● **ACTION ITEM**: Restate each entry below without changing a word.

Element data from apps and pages
• • • •

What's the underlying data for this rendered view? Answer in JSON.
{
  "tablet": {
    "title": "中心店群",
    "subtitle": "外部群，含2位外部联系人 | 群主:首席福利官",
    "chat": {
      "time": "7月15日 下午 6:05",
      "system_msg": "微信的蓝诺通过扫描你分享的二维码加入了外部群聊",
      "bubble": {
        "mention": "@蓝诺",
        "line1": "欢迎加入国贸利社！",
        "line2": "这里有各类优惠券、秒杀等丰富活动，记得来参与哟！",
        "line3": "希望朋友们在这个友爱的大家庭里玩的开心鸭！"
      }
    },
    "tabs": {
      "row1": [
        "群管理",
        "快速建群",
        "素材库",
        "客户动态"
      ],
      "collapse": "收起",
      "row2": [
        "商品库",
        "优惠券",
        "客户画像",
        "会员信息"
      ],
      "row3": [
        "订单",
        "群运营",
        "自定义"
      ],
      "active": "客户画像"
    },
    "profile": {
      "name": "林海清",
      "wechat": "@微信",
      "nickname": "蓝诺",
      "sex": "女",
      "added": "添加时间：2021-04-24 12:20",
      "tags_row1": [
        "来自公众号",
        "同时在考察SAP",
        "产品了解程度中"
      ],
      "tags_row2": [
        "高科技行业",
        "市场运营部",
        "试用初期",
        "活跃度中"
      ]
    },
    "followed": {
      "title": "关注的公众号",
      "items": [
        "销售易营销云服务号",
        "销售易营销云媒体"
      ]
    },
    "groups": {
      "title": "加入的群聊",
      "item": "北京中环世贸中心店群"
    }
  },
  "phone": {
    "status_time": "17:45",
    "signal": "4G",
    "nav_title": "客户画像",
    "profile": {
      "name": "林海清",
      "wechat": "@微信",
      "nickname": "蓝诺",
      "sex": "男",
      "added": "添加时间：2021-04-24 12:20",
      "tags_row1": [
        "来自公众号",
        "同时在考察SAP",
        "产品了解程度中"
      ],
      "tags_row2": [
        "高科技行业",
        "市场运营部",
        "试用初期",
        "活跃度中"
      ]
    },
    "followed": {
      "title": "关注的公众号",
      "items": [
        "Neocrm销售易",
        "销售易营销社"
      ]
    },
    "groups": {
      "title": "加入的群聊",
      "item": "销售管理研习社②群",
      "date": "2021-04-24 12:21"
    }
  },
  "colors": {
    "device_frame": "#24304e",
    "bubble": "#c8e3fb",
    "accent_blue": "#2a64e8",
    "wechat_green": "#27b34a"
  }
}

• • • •

● **RESPONSE TO THIS TASK**:
What's the underlying data for this rendered view? Answer in JSON.
{
  "tablet": {
    "title": "中心店群",
    "subtitle": "外部群，含2位外部联系人 | 群主:首席福利官",
    "chat": {
      "time": "7月15日 下午 6:05",
      "system_msg": "微信的蓝诺通过扫描你分享的二维码加入了外部群聊",
      "bubble": {
        "mention": "@蓝诺",
        "line1": "欢迎加入国贸利社！",
        "line2": "这里有各类优惠券、秒杀等丰富活动，记得来参与哟！",
        "line3": "希望朋友们在这个友爱的大家庭里玩的开心鸭！"
      }
    },
    "tabs": {
      "row1": [
        "群管理",
        "快速建群",
        "素材库",
        "客户动态"
      ],
      "collapse": "收起",
      "row2": [
        "商品库",
        "优惠券",
        "客户画像",
        "会员信息"
      ],
      "row3": [
        "订单",
        "群运营",
        "自定义"
      ],
      "active": "客户画像"
    },
    "profile": {
      "name": "林海清",
      "wechat": "@微信",
      "nickname": "蓝诺",
      "sex": "女",
      "added": "添加时间：2021-04-24 12:20",
      "tags_row1": [
        "来自公众号",
        "同时在考察SAP",
        "产品了解程度中"
      ],
      "tags_row2": [
        "高科技行业",
        "市场运营部",
        "试用初期",
        "活跃度中"
      ]
    },
    "followed": {
      "title": "关注的公众号",
      "items": [
        "销售易营销云服务号",
        "销售易营销云媒体"
      ]
    },
    "groups": {
      "title": "加入的群聊",
      "item": "北京中环世贸中心店群"
    }
  },
  "phone": {
    "status_time": "17:45",
    "signal": "4G",
    "nav_title": "客户画像",
    "profile": {
      "name": "林海清",
      "wechat": "@微信",
      "nickname": "蓝诺",
      "sex": "男",
      "added": "添加时间：2021-04-24 12:20",
      "tags_row1": [
        "来自公众号",
        "同时在考察SAP",
        "产品了解程度中"
      ],
      "tags_row2": [
        "高科技行业",
        "市场运营部",
        "试用初期",
        "活跃度中"
      ]
    },
    "followed": {
      "title": "关注的公众号",
      "items": [
        "Neocrm销售易",
        "销售易营销社"
      ]
    },
    "groups": {
      "title": "加入的群聊",
      "item": "销售管理研习社②群",
      "date": "2021-04-24 12:21"
    }
  },
  "colors": {
    "device_frame": "#24304e",
    "bubble": "#c8e3fb",
    "accent_blue": "#2a64e8",
    "wechat_green": "#27b34a"
  }
}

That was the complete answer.